Problem statement: Go to the line containing "Give me the" in the material below. From there to the end, retype every line exactly and drop the pictures.

++++++++

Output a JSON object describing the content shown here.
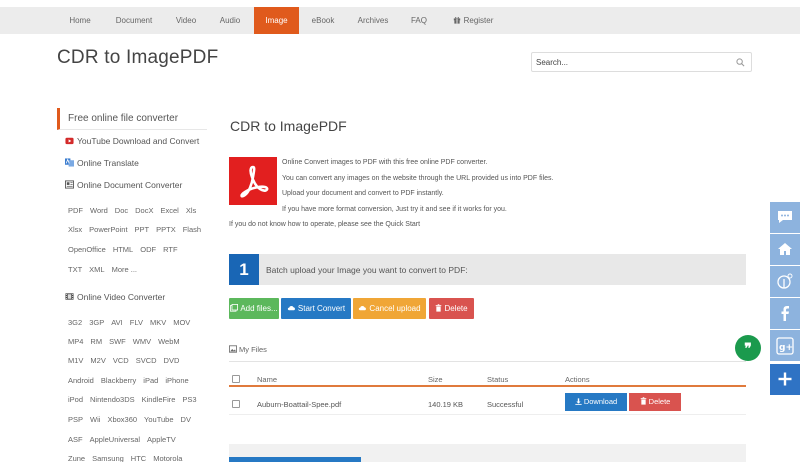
{
  "nav": {
    "items": [
      {
        "label": "Home",
        "active": false
      },
      {
        "label": "Document",
        "active": false
      },
      {
        "label": "Video",
        "active": false
      },
      {
        "label": "Audio",
        "active": false
      },
      {
        "label": "Image",
        "active": true
      },
      {
        "label": "eBook",
        "active": false
      },
      {
        "label": "Archives",
        "active": false
      },
      {
        "label": "FAQ",
        "active": false
      },
      {
        "label": "Register",
        "active": false,
        "icon": "gift-icon"
      }
    ]
  },
  "header": {
    "title": "CDR to ImagePDF",
    "search_placeholder": "Search..."
  },
  "sidebar": {
    "active_item": "Free online file converter",
    "links": [
      {
        "label": "YouTube Download and Convert",
        "icon": "youtube-icon"
      },
      {
        "label": "Online Translate",
        "icon": "translate-icon"
      },
      {
        "label": "Online Document Converter",
        "icon": "document-icon"
      }
    ],
    "document_formats": [
      [
        "PDF",
        "Word",
        "Doc",
        "DocX",
        "Excel",
        "Xls"
      ],
      [
        "Xlsx",
        "PowerPoint",
        "PPT",
        "PPTX",
        "Flash"
      ],
      [
        "OpenOffice",
        "HTML",
        "ODF",
        "RTF"
      ],
      [
        "TXT",
        "XML",
        "More ..."
      ]
    ],
    "video_link": {
      "label": "Online Video Converter",
      "icon": "film-icon"
    },
    "video_formats": [
      [
        "3G2",
        "3GP",
        "AVI",
        "FLV",
        "MKV",
        "MOV"
      ],
      [
        "MP4",
        "RM",
        "SWF",
        "WMV",
        "WebM"
      ],
      [
        "M1V",
        "M2V",
        "VCD",
        "SVCD",
        "DVD"
      ],
      [
        "Android",
        "Blackberry",
        "iPad",
        "iPhone"
      ],
      [
        "iPod",
        "Nintendo3DS",
        "KindleFire",
        "PS3"
      ],
      [
        "PSP",
        "Wii",
        "Xbox360",
        "YouTube",
        "DV"
      ],
      [
        "ASF",
        "AppleUniversal",
        "AppleTV"
      ],
      [
        "Zune",
        "Samsung",
        "HTC",
        "Motorola"
      ]
    ]
  },
  "main": {
    "title": "CDR to ImagePDF",
    "description": [
      "Online Convert images to PDF with this free online PDF converter.",
      "You can convert any images on the website through the URL provided us into PDF files.",
      "Upload your document and convert to PDF instantly.",
      "If you have more format conversion, Just try it and see if it works for you."
    ],
    "quick_start_note": "If you do not know how to operate, please see the Quick Start",
    "step": {
      "number": "1",
      "text": "Batch upload your Image you want to convert to PDF:"
    },
    "buttons": {
      "add_files": "Add files...",
      "start_convert": "Start Convert",
      "cancel_upload": "Cancel upload",
      "delete": "Delete"
    },
    "my_files_label": "My Files",
    "table": {
      "headers": {
        "name": "Name",
        "size": "Size",
        "status": "Status",
        "actions": "Actions"
      },
      "rows": [
        {
          "name": "Auburn-Boattail-Spee.pdf",
          "size": "140.19 KB",
          "status": "Successful",
          "download": "Download",
          "delete": "Delete"
        }
      ]
    }
  },
  "social": [
    "comment-icon",
    "home-icon",
    "pinterest-icon",
    "facebook-icon",
    "google-plus-icon",
    "plus-icon"
  ],
  "colors": {
    "accent": "#e05a1c",
    "primary_blue": "#2679c4",
    "green": "#5cb85c",
    "orange": "#f0a636",
    "red": "#d9534f",
    "pdf_red": "#e21f1f",
    "step_blue": "#1966b5",
    "quote_green": "#1b9a4d"
  }
}
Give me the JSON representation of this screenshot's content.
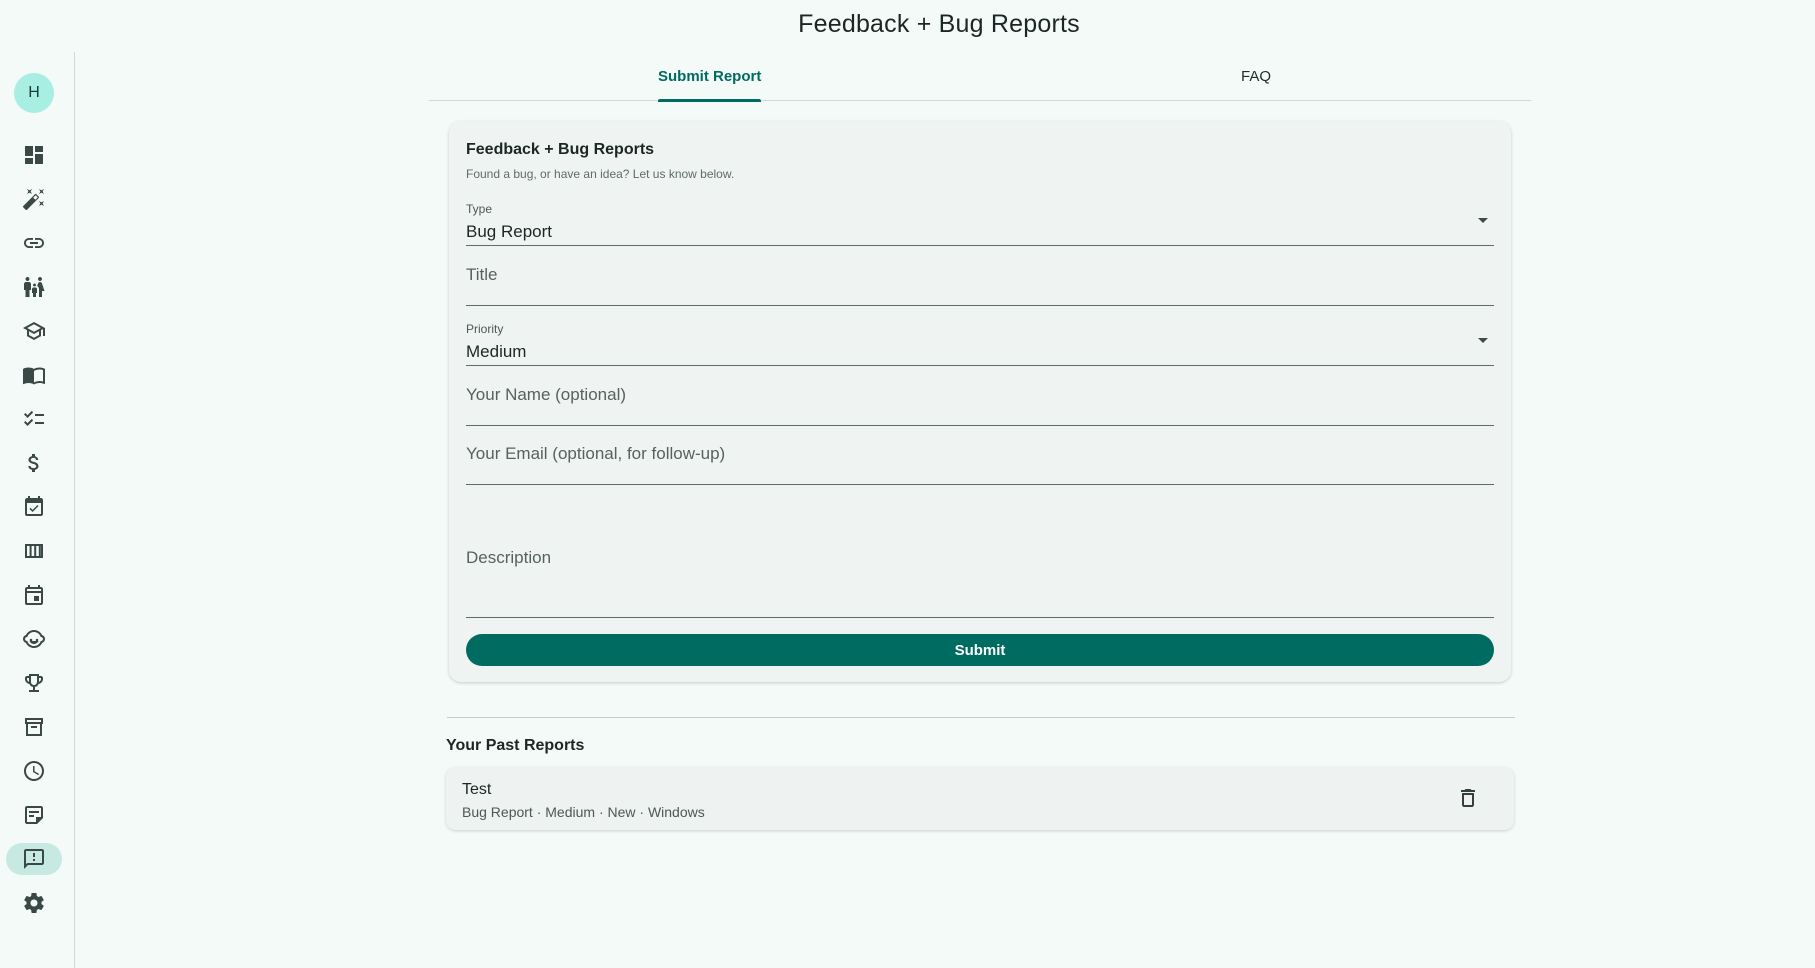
{
  "app": {
    "title": "Feedback + Bug Reports"
  },
  "sidebar": {
    "avatar_initial": "H",
    "items": [
      {
        "icon": "dashboard-icon"
      },
      {
        "icon": "magic-wand-icon"
      },
      {
        "icon": "link-icon"
      },
      {
        "icon": "family-icon"
      },
      {
        "icon": "school-icon"
      },
      {
        "icon": "book-icon"
      },
      {
        "icon": "checklist-icon"
      },
      {
        "icon": "dollar-icon"
      },
      {
        "icon": "event-available-icon"
      },
      {
        "icon": "view-columns-icon"
      },
      {
        "icon": "calendar-icon"
      },
      {
        "icon": "child-face-icon"
      },
      {
        "icon": "trophy-icon"
      },
      {
        "icon": "archive-icon"
      },
      {
        "icon": "clock-icon"
      },
      {
        "icon": "sticky-note-icon"
      },
      {
        "icon": "feedback-icon",
        "active": true
      },
      {
        "icon": "settings-icon"
      }
    ]
  },
  "tabs": [
    {
      "label": "Submit Report",
      "active": true
    },
    {
      "label": "FAQ",
      "active": false
    }
  ],
  "form": {
    "title": "Feedback + Bug Reports",
    "subtitle": "Found a bug, or have an idea? Let us know below.",
    "type": {
      "label": "Type",
      "value": "Bug Report"
    },
    "title_field": {
      "placeholder": "Title"
    },
    "priority": {
      "label": "Priority",
      "value": "Medium"
    },
    "name_field": {
      "placeholder": "Your Name (optional)"
    },
    "email_field": {
      "placeholder": "Your Email (optional, for follow-up)"
    },
    "description_field": {
      "placeholder": "Description"
    },
    "submit_label": "Submit"
  },
  "past_reports": {
    "heading": "Your Past Reports",
    "items": [
      {
        "title": "Test",
        "meta": "Bug Report · Medium · New · Windows"
      }
    ]
  },
  "colors": {
    "accent": "#006b61",
    "background": "#f3faf8",
    "avatar": "#a8eee2",
    "active_nav": "#c6e9e2"
  }
}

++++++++

Answer to this task:
Give me the JSON representation of this screenshot's content.
{
  "app": {
    "title": "Feedback + Bug Reports"
  },
  "sidebar": {
    "avatar_initial": "H",
    "items": [
      {
        "icon": "dashboard-icon"
      },
      {
        "icon": "magic-wand-icon"
      },
      {
        "icon": "link-icon"
      },
      {
        "icon": "family-icon"
      },
      {
        "icon": "school-icon"
      },
      {
        "icon": "book-icon"
      },
      {
        "icon": "checklist-icon"
      },
      {
        "icon": "dollar-icon"
      },
      {
        "icon": "event-available-icon"
      },
      {
        "icon": "view-columns-icon"
      },
      {
        "icon": "calendar-icon"
      },
      {
        "icon": "child-face-icon"
      },
      {
        "icon": "trophy-icon"
      },
      {
        "icon": "archive-icon"
      },
      {
        "icon": "clock-icon"
      },
      {
        "icon": "sticky-note-icon"
      },
      {
        "icon": "feedback-icon",
        "active": true
      },
      {
        "icon": "settings-icon"
      }
    ]
  },
  "tabs": [
    {
      "label": "Submit Report",
      "active": true
    },
    {
      "label": "FAQ",
      "active": false
    }
  ],
  "form": {
    "title": "Feedback + Bug Reports",
    "subtitle": "Found a bug, or have an idea? Let us know below.",
    "type": {
      "label": "Type",
      "value": "Bug Report"
    },
    "title_field": {
      "placeholder": "Title"
    },
    "priority": {
      "label": "Priority",
      "value": "Medium"
    },
    "name_field": {
      "placeholder": "Your Name (optional)"
    },
    "email_field": {
      "placeholder": "Your Email (optional, for follow-up)"
    },
    "description_field": {
      "placeholder": "Description"
    },
    "submit_label": "Submit"
  },
  "past_reports": {
    "heading": "Your Past Reports",
    "items": [
      {
        "title": "Test",
        "meta": "Bug Report · Medium · New · Windows"
      }
    ]
  },
  "colors": {
    "accent": "#006b61",
    "background": "#f3faf8",
    "avatar": "#a8eee2",
    "active_nav": "#c6e9e2"
  }
}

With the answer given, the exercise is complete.